Manning then went on to make the claim — plausible enough, I suppose, although without a shred of evidence other than the bland statement it is “well known” — that Duffy used his membership in the Gallery to lobby for years for a federal appointment, eventually landing a very sweet one in the Senate.
Full disclosure here: when I was a poor student in Carleton University’s journalism program many years ago, I once spent a highly entertaining evening drinking with Duffy in the Press Gallery’s bar. I can report that he paid for all the drinks, although for all I know he expensed them afterward to his employer, and never said a word about wanting a plum federal appointment. (Note to Mr. Duffy: I expect to be in Ottawa in March and , if you would like to meet again for a drink, it’s my shout!)
Regardless, from this Manning obviously hoped readers would draw the conclusion the Gallery has somehow fallen short, ethically speaking, and should therefore immediately don a metaphorical hair shirt and revise its ethical guidelines to … what? Something more like those of the Manning Centre?
Note that Manning never comes right out and states that the Gallery itself is a seething hotbed of corruption. He just leads us to the water and lets us decide for ourselves if we’ll take a drink. Doubtless many readers will.
But even though the suggestion is only made by implication, based on the extremely flimsy evidence he presents, it is fair to call this conclusion quite a stretch, and his prescription for fixing this non-problem preposterous — and I say that as someone who has never been a member of the Gallery and is not a particular fan of the work of most of its members.

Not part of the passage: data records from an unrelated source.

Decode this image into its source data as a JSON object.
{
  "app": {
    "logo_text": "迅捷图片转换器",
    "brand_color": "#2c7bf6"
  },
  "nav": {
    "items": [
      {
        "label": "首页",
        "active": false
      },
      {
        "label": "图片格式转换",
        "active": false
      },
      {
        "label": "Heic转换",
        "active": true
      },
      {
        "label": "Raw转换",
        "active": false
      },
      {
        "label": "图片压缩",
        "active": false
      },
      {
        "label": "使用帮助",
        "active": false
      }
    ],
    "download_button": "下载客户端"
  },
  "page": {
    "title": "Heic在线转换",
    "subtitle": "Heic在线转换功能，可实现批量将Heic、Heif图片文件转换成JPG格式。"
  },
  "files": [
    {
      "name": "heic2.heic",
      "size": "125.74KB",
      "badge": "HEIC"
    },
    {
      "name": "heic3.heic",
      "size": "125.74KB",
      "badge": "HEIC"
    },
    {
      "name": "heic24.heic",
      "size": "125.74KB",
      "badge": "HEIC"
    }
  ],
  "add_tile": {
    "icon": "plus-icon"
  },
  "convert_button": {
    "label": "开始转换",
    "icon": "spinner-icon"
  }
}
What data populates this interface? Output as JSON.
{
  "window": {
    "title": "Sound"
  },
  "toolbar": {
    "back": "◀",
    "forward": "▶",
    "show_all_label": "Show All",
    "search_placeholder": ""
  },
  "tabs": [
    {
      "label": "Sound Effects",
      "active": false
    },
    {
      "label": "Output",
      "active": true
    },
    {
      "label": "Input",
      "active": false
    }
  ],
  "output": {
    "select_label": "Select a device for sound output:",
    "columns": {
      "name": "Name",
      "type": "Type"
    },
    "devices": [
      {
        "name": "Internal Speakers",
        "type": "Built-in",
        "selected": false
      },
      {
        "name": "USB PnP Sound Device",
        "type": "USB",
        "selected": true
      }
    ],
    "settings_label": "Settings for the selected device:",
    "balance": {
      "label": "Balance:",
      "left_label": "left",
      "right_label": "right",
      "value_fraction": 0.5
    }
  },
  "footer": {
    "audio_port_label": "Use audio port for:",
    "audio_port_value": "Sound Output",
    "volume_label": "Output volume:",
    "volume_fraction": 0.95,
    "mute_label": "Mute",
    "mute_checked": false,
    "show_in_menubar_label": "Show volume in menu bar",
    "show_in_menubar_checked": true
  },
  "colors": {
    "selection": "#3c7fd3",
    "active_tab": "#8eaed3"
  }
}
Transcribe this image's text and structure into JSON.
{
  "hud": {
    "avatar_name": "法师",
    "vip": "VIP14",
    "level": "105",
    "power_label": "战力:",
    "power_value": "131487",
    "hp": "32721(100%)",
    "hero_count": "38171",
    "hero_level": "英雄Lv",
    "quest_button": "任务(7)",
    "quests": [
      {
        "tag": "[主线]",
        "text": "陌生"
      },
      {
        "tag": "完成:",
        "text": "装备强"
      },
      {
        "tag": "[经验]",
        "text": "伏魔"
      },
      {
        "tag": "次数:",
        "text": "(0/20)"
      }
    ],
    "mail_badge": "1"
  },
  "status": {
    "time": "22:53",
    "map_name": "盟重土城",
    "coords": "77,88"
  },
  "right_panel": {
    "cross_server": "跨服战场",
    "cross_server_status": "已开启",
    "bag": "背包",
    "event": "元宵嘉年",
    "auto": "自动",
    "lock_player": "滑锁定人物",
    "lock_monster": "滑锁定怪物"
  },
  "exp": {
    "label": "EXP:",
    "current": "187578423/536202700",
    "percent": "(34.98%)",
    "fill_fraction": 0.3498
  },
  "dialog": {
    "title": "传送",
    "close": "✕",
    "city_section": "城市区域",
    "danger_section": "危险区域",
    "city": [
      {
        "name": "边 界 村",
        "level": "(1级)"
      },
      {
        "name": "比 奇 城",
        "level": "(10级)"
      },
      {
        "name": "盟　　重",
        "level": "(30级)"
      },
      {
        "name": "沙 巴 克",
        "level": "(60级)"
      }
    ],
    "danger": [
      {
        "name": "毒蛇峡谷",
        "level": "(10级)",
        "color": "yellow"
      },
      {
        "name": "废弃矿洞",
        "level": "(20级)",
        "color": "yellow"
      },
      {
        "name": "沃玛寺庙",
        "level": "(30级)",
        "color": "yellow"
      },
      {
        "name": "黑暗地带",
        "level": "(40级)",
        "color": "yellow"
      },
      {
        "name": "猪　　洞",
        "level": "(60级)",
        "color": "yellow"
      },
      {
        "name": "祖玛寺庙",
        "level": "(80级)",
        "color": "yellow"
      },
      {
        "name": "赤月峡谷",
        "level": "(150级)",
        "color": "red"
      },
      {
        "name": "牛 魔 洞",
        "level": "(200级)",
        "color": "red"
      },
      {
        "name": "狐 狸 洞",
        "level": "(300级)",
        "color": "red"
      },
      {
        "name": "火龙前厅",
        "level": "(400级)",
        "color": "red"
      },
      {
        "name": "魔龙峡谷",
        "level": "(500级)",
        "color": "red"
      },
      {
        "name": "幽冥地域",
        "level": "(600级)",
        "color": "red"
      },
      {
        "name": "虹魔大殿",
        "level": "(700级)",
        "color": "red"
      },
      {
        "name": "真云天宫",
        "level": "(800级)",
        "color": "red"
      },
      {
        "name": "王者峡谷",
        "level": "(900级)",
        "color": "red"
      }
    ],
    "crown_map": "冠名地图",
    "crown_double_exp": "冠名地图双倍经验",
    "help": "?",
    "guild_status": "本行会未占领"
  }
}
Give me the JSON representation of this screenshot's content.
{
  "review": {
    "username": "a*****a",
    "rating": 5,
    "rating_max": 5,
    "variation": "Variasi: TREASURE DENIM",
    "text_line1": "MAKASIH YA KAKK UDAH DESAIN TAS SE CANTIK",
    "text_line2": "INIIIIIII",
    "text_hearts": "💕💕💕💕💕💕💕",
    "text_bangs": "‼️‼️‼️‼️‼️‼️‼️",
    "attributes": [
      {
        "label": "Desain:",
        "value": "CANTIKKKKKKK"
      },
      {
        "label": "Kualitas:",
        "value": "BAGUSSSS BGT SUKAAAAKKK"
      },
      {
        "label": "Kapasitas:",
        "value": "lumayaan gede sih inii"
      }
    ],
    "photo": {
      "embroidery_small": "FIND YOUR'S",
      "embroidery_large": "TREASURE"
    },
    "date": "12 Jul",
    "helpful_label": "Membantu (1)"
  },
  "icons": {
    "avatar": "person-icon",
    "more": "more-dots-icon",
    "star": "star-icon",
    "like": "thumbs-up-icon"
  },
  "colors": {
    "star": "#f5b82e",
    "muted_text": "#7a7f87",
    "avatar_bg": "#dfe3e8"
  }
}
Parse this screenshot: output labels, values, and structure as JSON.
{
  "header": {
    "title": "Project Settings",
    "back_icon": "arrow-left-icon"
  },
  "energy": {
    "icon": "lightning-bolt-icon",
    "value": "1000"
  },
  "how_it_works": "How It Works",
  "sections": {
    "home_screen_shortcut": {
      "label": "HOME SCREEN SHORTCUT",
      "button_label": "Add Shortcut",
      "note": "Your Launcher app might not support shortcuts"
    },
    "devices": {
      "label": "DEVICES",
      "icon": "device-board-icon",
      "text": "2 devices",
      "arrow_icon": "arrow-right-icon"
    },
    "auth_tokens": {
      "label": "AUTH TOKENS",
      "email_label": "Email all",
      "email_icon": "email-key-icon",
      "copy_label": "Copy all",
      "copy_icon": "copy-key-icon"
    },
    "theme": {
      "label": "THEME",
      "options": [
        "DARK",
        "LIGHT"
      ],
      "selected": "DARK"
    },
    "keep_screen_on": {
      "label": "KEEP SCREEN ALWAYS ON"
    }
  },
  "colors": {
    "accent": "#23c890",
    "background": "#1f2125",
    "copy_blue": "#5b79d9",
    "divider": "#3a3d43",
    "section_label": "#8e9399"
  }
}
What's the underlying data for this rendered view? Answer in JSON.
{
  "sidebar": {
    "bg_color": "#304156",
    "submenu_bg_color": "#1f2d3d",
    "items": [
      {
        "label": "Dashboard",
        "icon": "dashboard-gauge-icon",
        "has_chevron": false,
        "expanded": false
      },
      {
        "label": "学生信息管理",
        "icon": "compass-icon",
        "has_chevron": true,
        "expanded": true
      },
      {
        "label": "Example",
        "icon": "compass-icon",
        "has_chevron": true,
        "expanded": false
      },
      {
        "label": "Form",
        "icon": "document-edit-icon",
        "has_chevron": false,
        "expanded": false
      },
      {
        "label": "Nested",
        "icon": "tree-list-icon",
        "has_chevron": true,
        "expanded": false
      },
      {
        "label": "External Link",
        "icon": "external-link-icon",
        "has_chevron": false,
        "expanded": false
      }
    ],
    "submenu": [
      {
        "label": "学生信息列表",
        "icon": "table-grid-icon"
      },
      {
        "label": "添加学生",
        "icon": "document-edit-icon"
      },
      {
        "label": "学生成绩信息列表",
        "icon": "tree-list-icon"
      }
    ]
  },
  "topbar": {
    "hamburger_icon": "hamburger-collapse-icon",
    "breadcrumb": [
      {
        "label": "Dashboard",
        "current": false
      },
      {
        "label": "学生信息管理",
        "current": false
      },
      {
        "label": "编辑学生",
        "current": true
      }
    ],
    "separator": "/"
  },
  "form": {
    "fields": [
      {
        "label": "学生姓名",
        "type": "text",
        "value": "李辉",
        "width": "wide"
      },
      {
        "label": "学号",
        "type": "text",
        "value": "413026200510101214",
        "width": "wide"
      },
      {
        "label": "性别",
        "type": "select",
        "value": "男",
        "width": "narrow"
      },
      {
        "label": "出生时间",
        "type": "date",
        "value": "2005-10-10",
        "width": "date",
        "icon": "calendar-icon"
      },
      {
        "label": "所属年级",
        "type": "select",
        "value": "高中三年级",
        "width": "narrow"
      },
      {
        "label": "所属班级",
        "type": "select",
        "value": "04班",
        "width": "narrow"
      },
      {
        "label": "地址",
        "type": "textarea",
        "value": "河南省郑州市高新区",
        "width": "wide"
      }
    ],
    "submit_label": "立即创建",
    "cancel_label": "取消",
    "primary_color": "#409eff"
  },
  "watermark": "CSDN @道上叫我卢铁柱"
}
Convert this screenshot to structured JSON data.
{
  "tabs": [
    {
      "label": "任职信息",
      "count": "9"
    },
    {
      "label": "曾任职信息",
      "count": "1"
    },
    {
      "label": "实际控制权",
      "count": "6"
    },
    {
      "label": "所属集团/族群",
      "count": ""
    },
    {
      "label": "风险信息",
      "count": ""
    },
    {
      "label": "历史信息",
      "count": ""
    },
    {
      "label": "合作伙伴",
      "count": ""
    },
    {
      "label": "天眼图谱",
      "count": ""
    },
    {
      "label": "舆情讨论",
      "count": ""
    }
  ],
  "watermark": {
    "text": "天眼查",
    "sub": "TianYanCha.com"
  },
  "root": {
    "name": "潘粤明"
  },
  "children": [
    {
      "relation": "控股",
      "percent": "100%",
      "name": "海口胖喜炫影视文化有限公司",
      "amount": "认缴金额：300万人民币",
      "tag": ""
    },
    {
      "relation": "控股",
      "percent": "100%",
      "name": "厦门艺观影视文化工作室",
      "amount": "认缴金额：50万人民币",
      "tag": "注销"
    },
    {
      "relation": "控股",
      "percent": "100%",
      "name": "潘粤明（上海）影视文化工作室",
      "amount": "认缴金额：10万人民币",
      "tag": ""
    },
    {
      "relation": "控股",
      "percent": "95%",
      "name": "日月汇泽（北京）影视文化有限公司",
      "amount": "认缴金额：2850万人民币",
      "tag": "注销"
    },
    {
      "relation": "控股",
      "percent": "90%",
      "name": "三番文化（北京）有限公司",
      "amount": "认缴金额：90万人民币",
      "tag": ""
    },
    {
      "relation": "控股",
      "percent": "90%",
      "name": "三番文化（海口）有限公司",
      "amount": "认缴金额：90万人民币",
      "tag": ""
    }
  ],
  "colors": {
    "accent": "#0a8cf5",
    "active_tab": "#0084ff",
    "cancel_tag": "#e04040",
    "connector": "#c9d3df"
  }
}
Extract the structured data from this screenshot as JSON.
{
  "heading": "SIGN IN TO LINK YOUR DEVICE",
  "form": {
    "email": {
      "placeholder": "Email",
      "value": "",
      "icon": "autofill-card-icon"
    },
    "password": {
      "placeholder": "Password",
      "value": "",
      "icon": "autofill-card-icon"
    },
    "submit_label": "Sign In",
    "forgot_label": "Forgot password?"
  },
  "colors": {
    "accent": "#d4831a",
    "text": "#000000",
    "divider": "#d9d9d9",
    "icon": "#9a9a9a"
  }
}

Manning’s real complaint, it is said here, is something quite different.
To wit: the fact Duffy’s behaviour as a Conservative Senator, and Prime Minister Stephen Harper’s simply incredible explanations of his role and that of his office in trying to put an end to the resulting political embarrassment caused by Duffy’s shenanigans, continue to be topics of journalistic enterprise and commentary, much of it by Press Gallery members.
What better way to cast a little doubt on the next revelations by Gallery members than to suggest, somehow, without quite saying it, that they would do better to clean up their own back yard first.
Manning’s complaint, fanciful as it seems, nevertheless inspired me to a vain search of the Manning Centre’s website for its list of ethical guidelines.
Alas, I could find only two pages that even mentioned the topic. One was a passing reference on the “About” page. The other was a transcript of Manning’s speech at the group’s conference last spring in which he suggested better training, like that offered by the centre, might make for more ethical politicians. A likely story!
Well, perhaps there’s a Manning Centre constitution not available online that has a list of ethical guidelines for officers and employees.
If so, it presumably lacks a guideline that tells the organization’s chair he ought not at the same time to be a member of the supposedly apolitical Security Intelligence Review Committee.
Nor, presumably, does it say anything about taking donations from a “sprawl cabal” of well-off developers with a specific desire to topple a too-liberal mayor, and using some of the dough to train market-friendly “Manchurian Candidates” to successfully campaign for municipal office.
Nor, I guess, would there be a guideline suggesting the centre’s founder shouldn’t play a key role in what the Canadian Association of University teachers called a bid by a wealthy donor to wrest “unprecedented and unacceptable” control over a public university grad studies program’s teachers and the topics they’re allowed to teach.
I think readers get the idea.
The Parliamentary Press Gallery, no doubt, is a far from perfect institution.
But it need not pay much heed to this particular flimsy and illogical sermon by Parson Manning or his attempt to find the Gallery guilty of ethical shortcomings by association with a single Conservative formerly in its ranks!
This post also appears on David Climenhaga’s blog, Alberta Diary.